Monday, 22 April 2013

The Therapeutic Power of a Child's Imagination - Paediatric Hypnotherapy

Most parents with young children will tell you that their child's imagination is far better than their own. One needs only to watch a child engaged in imaginary play to realise how easily children can immerse themselves in a world of heroic adventure or beautiful princesses. And how many times have we as parents found ourselves having to call our child's name over and over again to get their attention when they are off in their imagination?!

But did you know, that when facilitated in the right way, a child's amazing imagination can be used to bring about positive, even therapeutic change? This is what paediatric hypnotherapy is all about.

In order for an adult to reap the benefits of hypnotherapy they usually have to systematically relax each part of their body and then be guided by the therapist through a detailed visualisation that utilises as many different sensed as possible. Because of the increased power of imagination children posses, they can access the subconscious part of their minds with far less effort. This in turn means that, generally speaking, children can be treated far more quickly and effectively than adults through hypnotherapy.

For example, imagine an individual suffering from low self-esteem as a result of verbal bullying. One therapeutic strategy would be to ask them to visualise a powerful shield around them that protects them from the harmful emotional/psychological effects of the bullying. For an adult this may take significant amounts of both faith in the therapist and personal effort. In contrast, if you ask a younger child to imagine a "magic feelings shield", or for an older child a "computer-generated shield" they will do this with little or no effort at all. Their imagination allows them to easily create their own personal shield that they can describe in great detail - what colour it is, what it's made of, its shape, how it's controlled, what the controller looks like........the details can be almost endless!

Once a child has "created" their shield they then have no trouble "using" it whenever the need arises. In fact, in the case of very young children (between the ages of around 5 and 7) the therapist has to be careful to explain to the child that this is a "feelings shield" rather than an actual barrier that can protect them from physical harm!
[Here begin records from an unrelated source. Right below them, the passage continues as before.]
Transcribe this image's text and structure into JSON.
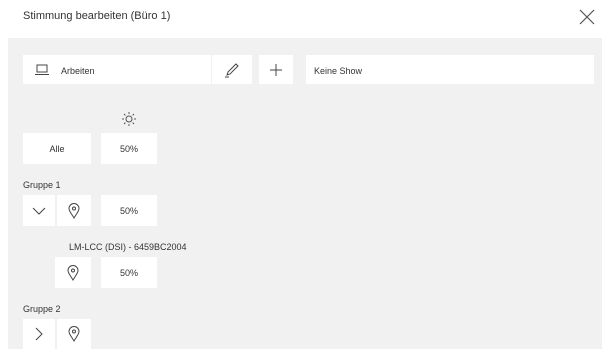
{
  "header": {
    "title": "Stimmung bearbeiten (Büro 1)"
  },
  "toolbar": {
    "scene_name": "Arbeiten",
    "show_name": "Keine Show"
  },
  "all_row": {
    "label": "Alle",
    "value": "50%"
  },
  "groups": [
    {
      "label": "Gruppe 1",
      "value": "50%",
      "expanded": true,
      "devices": [
        {
          "label": "LM-LCC (DSI) - 6459BC2004",
          "value": "50%"
        }
      ]
    },
    {
      "label": "Gruppe 2",
      "expanded": false
    }
  ],
  "icons": {
    "close": "close-icon",
    "laptop": "laptop-icon",
    "edit": "pencil-icon",
    "add": "plus-icon",
    "brightness": "sun-icon",
    "locate": "location-pin-icon",
    "expand": "chevron-down-icon",
    "collapse": "chevron-right-icon"
  },
  "colors": {
    "background": "#f1f1f1",
    "card": "#ffffff",
    "text": "#333333"
  }
}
Harnessing the power of a child's imagination can be an amazingly effective way of helping them alter their feeling, thoughts and behaviours. So next time your watching a child engaged in imaginary play remember - it's as powerful as it is fun!